While Gov. Lawrence J. Hogan Jr. (R) says requiring voters to apply if they want mail-in ballots will make for a smoother election in November, states that have done so have seen mixed success.
Hogan announced on Wednesday that Maryland would hold a more traditional election in the fall compared with the state’s largely mail-in June 2 primary. Hogan’s plan provides that ballot applications be sent to every registered voter in the state.
Primary elections in the United States were delayed as the coronavirus spread like wildfire across the country. Maryland pivoted toward its first largely vote-by-mail election, while other states and jurisdictions required voters to use absentee ballots if they didn’t want to vote in person.
The District of Columbia, which ran a traditional election (allowing, as usual, voters to request absentee ballots) for its June 2 primary, recently announced it would mail every voter a ballot for the November election. The D.C. Board of Elections said in a recent report that it was overwhelmed by the massive amount of ballot requests in the short lead-up to the primary.
Voters in D.C. requested more than 92,000 absentee ballots and about 80,000 votes were eventually cast by mail.
“As time progressed, we discovered that several established, previously effective processes were severely strained or broken when four-times the previous absentee voter turnout occurred for this election,” D.C. election officials wrote in the report.
D.C. faced election errors similar to those in Maryland on election day: Many absentee ballots were delivered late, and voters who decided to go to the polls faced hours-long lines.
In Georgia, voters embraced absentee ballots after they were mailed applications for the state’s June primary.

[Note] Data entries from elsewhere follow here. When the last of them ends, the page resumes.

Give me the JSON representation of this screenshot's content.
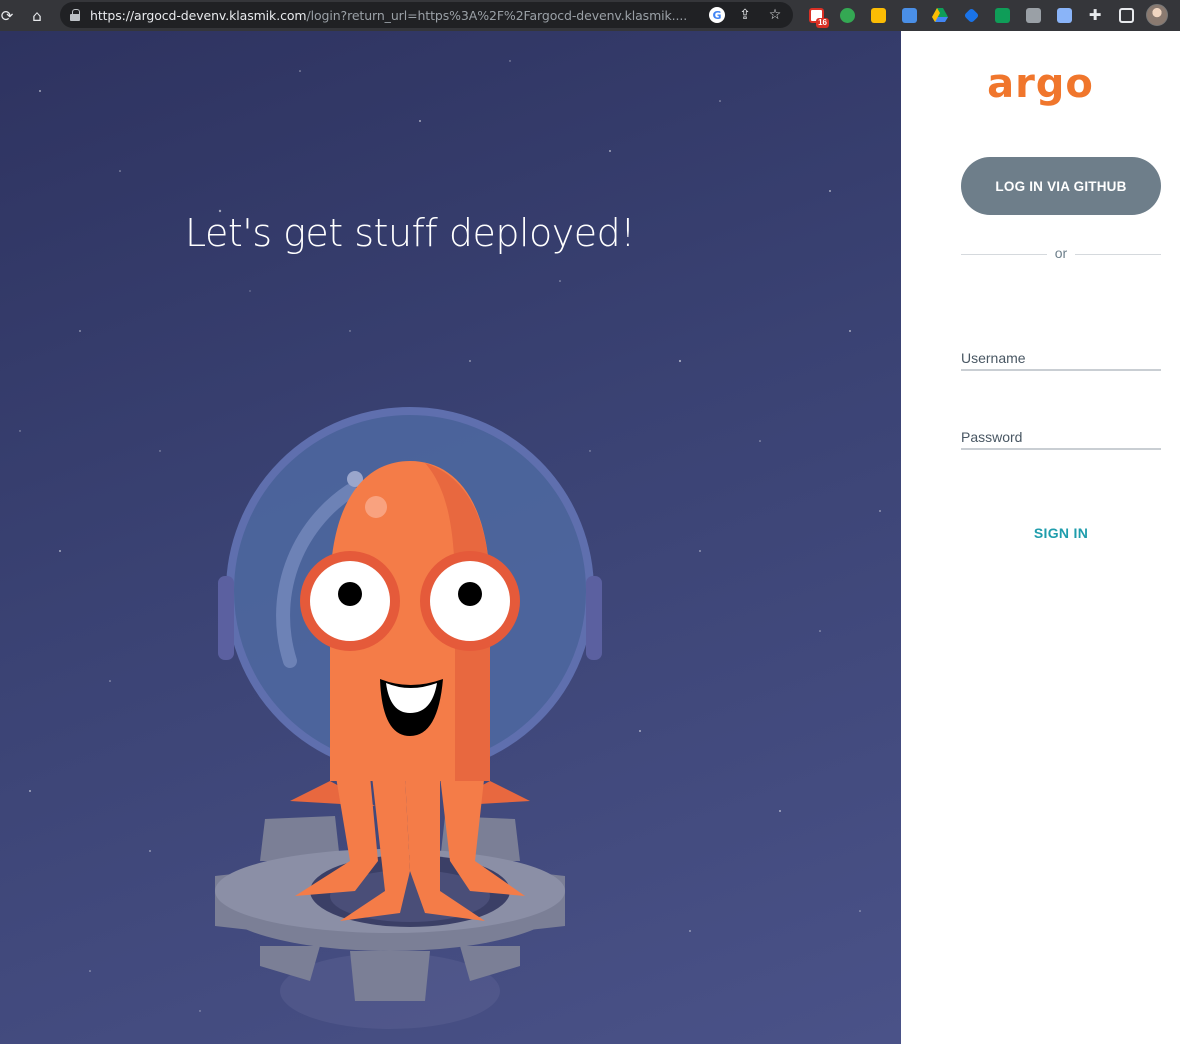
{
  "browser": {
    "url_host": "https://argocd-devenv.klasmik.com",
    "url_rest": "/login?return_url=https%3A%2F%2Fargocd-devenv.klasmik....",
    "gmail_badge": "16"
  },
  "hero": {
    "headline": "Let's get stuff deployed!"
  },
  "login": {
    "logo_text": "argo",
    "github_button": "LOG IN VIA GITHUB",
    "divider_text": "or",
    "username_placeholder": "Username",
    "password_placeholder": "Password",
    "signin_button": "SIGN IN"
  },
  "colors": {
    "brand_orange": "#f0762c",
    "github_button_bg": "#6e7e8a",
    "signin_teal": "#1f9dac",
    "hero_bg": "#3a4273"
  },
  "icons": [
    "reload-icon",
    "home-icon",
    "lock-icon",
    "google-icon",
    "share-icon",
    "star-icon",
    "extensions-icon",
    "sidebar-icon"
  ]
}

But that state’s system seemed to crumble on election day. Many voters were left waiting for weeks before their ballot requests were processed, and some never received ballots at all.
Voters who showed up to vote in person in Georgia’s primary found malfunctioning voting machines and lengthy lines, The New York Times reported. Predominantly black areas experienced some of the worst errors, leading some to say that the election mishaps were a form of voter suppression.

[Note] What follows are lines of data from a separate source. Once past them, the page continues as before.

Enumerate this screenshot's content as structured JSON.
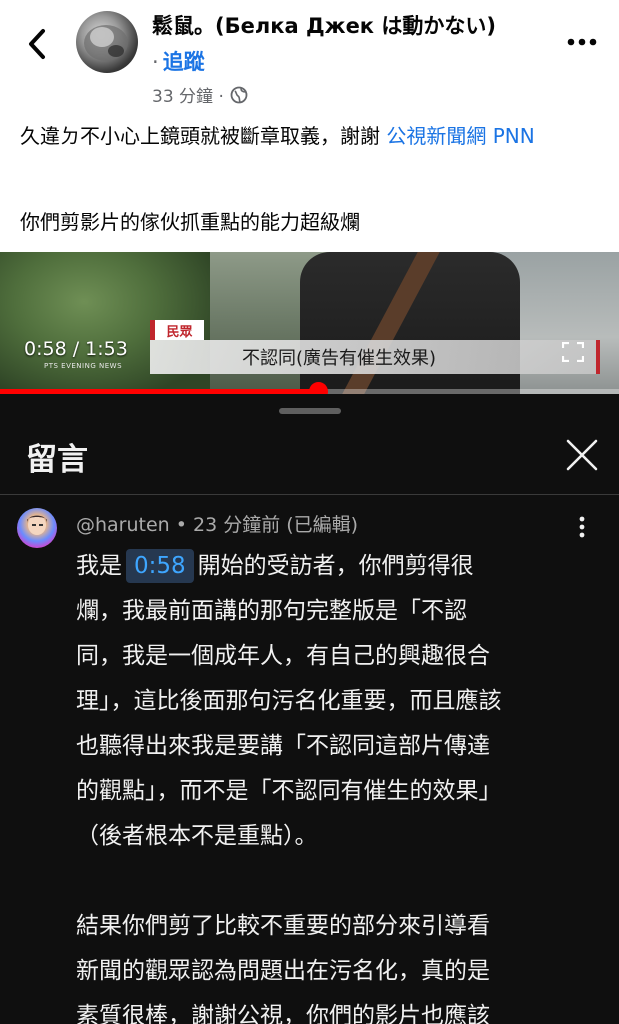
{
  "post": {
    "author": "鬆鼠。(Белка Джек は動かない)",
    "follow_dot": "·",
    "follow_label": "追蹤",
    "time": "33 分鐘 ·",
    "privacy_icon": "globe-icon",
    "text_line1": "久違ㄉ不小心上鏡頭就被斷章取義，謝謝 ",
    "text_link": "公視新聞網 PNN",
    "text_line2": "你們剪影片的傢伙抓重點的能力超級爛"
  },
  "video": {
    "current_time": "0:58 / 1:53",
    "caption_tag": "民眾",
    "caption": "不認同(廣告有催生效果)",
    "channel": "PTS EVENING NEWS",
    "progress": 0.513
  },
  "comments": {
    "title": "留言",
    "items": [
      {
        "author_meta": "@haruten • 23 分鐘前 (已編輯)",
        "line1_prefix": "我是",
        "timestamp": "0:58",
        "line1_suffix": "開始的受訪者，你們剪得很",
        "lines": [
          "爛，我最前面講的那句完整版是「不認",
          "同，我是一個成年人，有自己的興趣很合",
          "理」，這比後面那句污名化重要，而且應該",
          "也聽得出來我是要講「不認同這部片傳達",
          "的觀點」，而不是「不認同有催生的效果」",
          "（後者根本不是重點）。"
        ],
        "lines2": [
          "結果你們剪了比較不重要的部分來引導看",
          "新聞的觀眾認為問題出在污名化，真的是",
          "素質很棒，謝謝公視，你們的影片也應該"
        ]
      }
    ]
  },
  "colors": {
    "link_blue": "#1b74e4",
    "sheet_bg": "#0f0f0f",
    "progress_red": "#ff0000",
    "timestamp_chip": "#263850"
  }
}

In Wisconsin, thousands of voters reportedly requested absentee ballots before the state’s deadline, but didn’t receive their ballots in time to vote.
Late ballot delivery also was an issue in Maryland’s primary, where registered voters were supposed to be sent mail-in ballots automatically. Election officials blamed a vendor after thousands of voters received their ballots late or didn’t receive ballots at all.

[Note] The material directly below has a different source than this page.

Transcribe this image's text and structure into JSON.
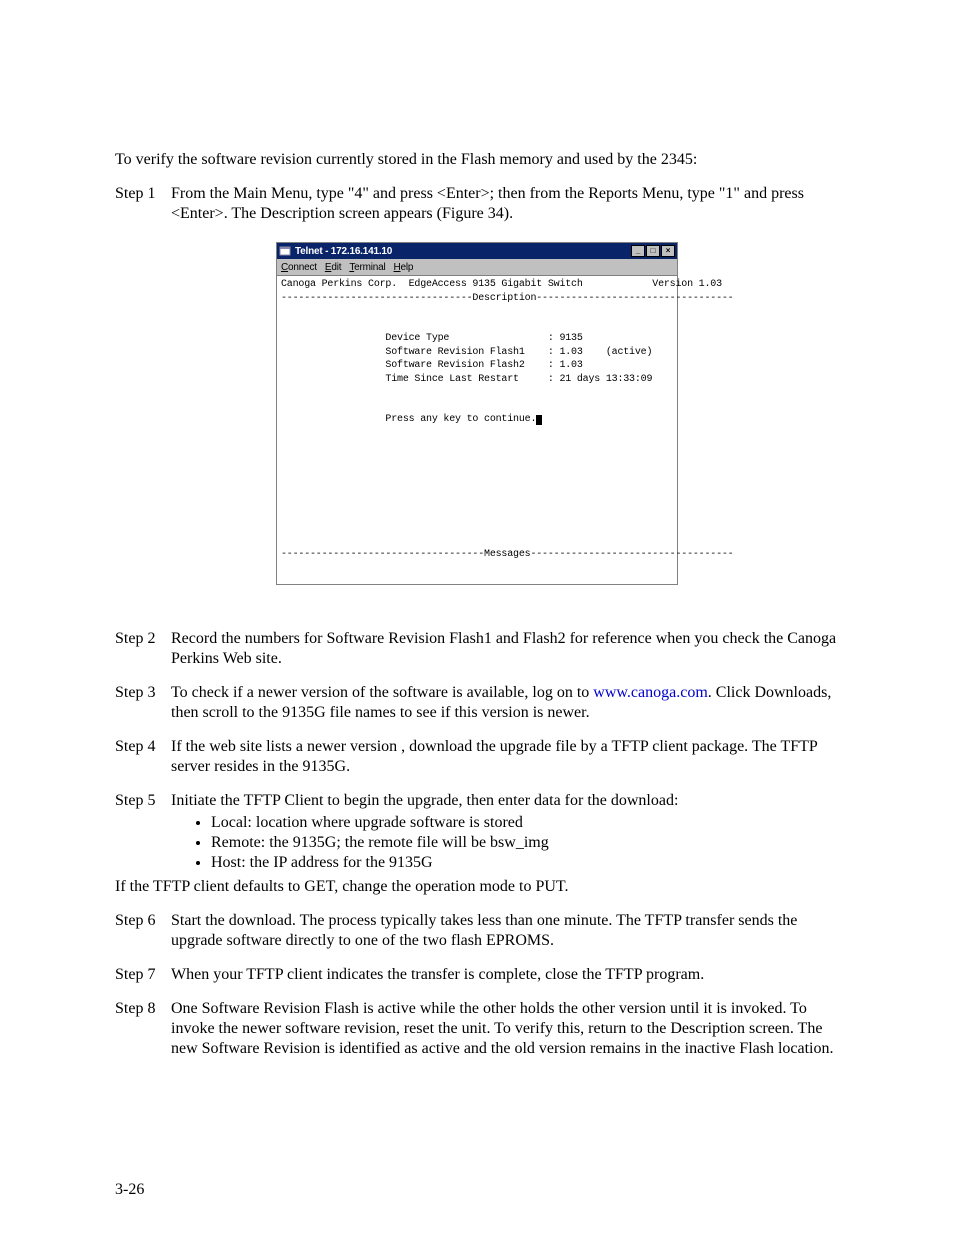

While prominent state Republicans say mailing voters ballots could lead to voter fraud and eroded voter confidence, local election officials have raised a red flag about mailing voters ballot applications.
David Garreis, the president of the Maryland Association of Election Officials, told Hogan in a Monday letter that local boards of elections don’t have the resources to process thousands of ballot requests.
“We cannot overstate the devastating consequences likely to result if the State of Maryland does not plan now to mail every voter a ballot for the 2020 Presidential General Election,” Garreis wrote.
Voting rights advocates and Democratic lawmakers have said requiring voters who want mail-in ballots to apply for them might weaken voter turnout. But those who support mailing an absentee ballot application to every registered voter say that process is more secure.
Other states have embraced that process, sometimes called universal absentee ballot applications, for the 2020 presidential election.
Ohio announced in June that it would be mailing all registered voters an absentee ballot application for the November elections.